One option is that an end-user has forgotten to pass the value — it’s possible when we create a public API — and we should probably render a valid response. (But still, I’ll argue that this basic validation should be done directly in the controller, not in the function doing the real work).

The other option is: someone has made a mistake. It might have been a developer using this function, it might have been a developer responsible for making the API call from a mobile application or a web page. In this case, handling such a thing is not a good idea. Before explaining why, let’s look at another fragment:

This is one of the most popular patterns I see in the code. It’s so common, that we don’t even think when wrapping each Repo.insert/Repo.update in a case statement. This is a huge mistake.

Params passed to the changeset are: %{user_id: current_user_id, contact_id: contact_id}. So, what is the possible reason for the error here? If you think for a moment, it’s quite clear that this pair should be unique. So, the only reasonable error is caused by violating the unique index constraint. Again, let’s take a step back. Why would it happen? The most probable reason is a duplicated request to add a contact. So, maybe there’s no point in returning the error? In this case, the most reasonable response for the error is to return a successful response with the existing contact:

See? By thinking about what wrong can happen and what errors are possible we were not only able to eliminate unnecessary code, but also improved the behaviour to better match the expectations.

Conclusion

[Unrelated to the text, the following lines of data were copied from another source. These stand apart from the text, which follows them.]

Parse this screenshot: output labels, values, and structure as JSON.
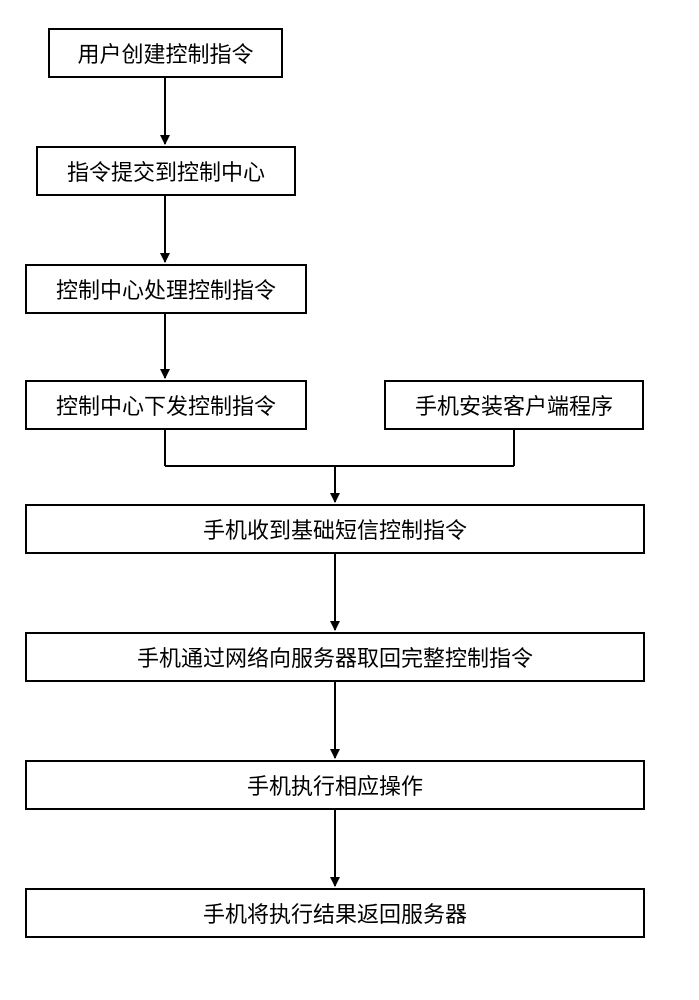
{
  "steps": {
    "s1": "用户创建控制指令",
    "s2": "指令提交到控制中心",
    "s3": "控制中心处理控制指令",
    "s4": "控制中心下发控制指令",
    "s4b": "手机安装客户端程序",
    "s5": "手机收到基础短信控制指令",
    "s6": "手机通过网络向服务器取回完整控制指令",
    "s7": "手机执行相应操作",
    "s8": "手机将执行结果返回服务器"
  }
}
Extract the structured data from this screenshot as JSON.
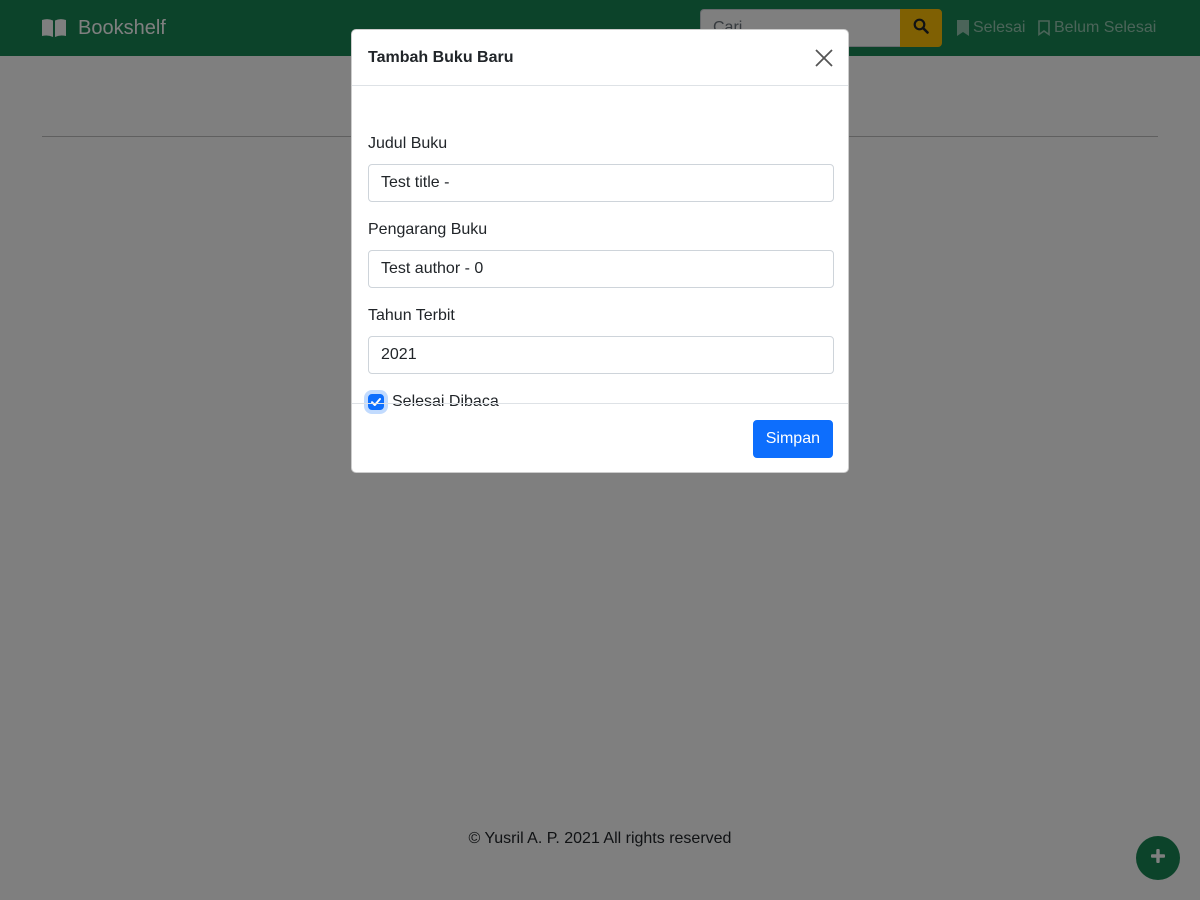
{
  "navbar": {
    "brand": "Bookshelf",
    "brand_icon": "book-open-icon",
    "search_placeholder": "Cari...",
    "search_icon": "search-icon",
    "link_done": "Selesai",
    "link_done_icon": "bookmark-fill-icon",
    "link_undone": "Belum Selesai",
    "link_undone_icon": "bookmark-outline-icon"
  },
  "footer": {
    "text": "© Yusril A. P. 2021 All rights reserved"
  },
  "fab": {
    "icon": "plus-icon"
  },
  "modal": {
    "title": "Tambah Buku Baru",
    "close_icon": "close-icon",
    "fields": {
      "title_label": "Judul Buku",
      "title_value": "Test title -",
      "author_label": "Pengarang Buku",
      "author_value": "Test author - 0",
      "year_label": "Tahun Terbit",
      "year_value": "2021"
    },
    "checkbox_label": "Selesai Dibaca",
    "checkbox_checked": true,
    "save_label": "Simpan"
  },
  "colors": {
    "navbar": "#198754",
    "search_button": "#ffc107",
    "primary": "#0d6efd",
    "fab": "#198754"
  }
}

Elixir and BEAM give as a great tool to reduce the amount of error handling code we have in our applications. Let’s use it. Instead of trying to handle every possible error blindly, try to understand possible scenarios and, only then, decide which of them are worth handling in a nice, user-friendly way. Don’t try to handle errors when you don’t know how to deal with them. This will not only make your code shorter, but also easier to debug and maintain.

I guess the key insight here is: you, as a developer, shouldn’t try to handle your own errors in a nice way. You should make sure it fails loud and fast so you are able to fix it before it’s released. This is exactly what the “Let it crash!” philosophy is about — if you know how to handle the error, go for it. If you don’t, just let the process crash and be sure that your system can survive that.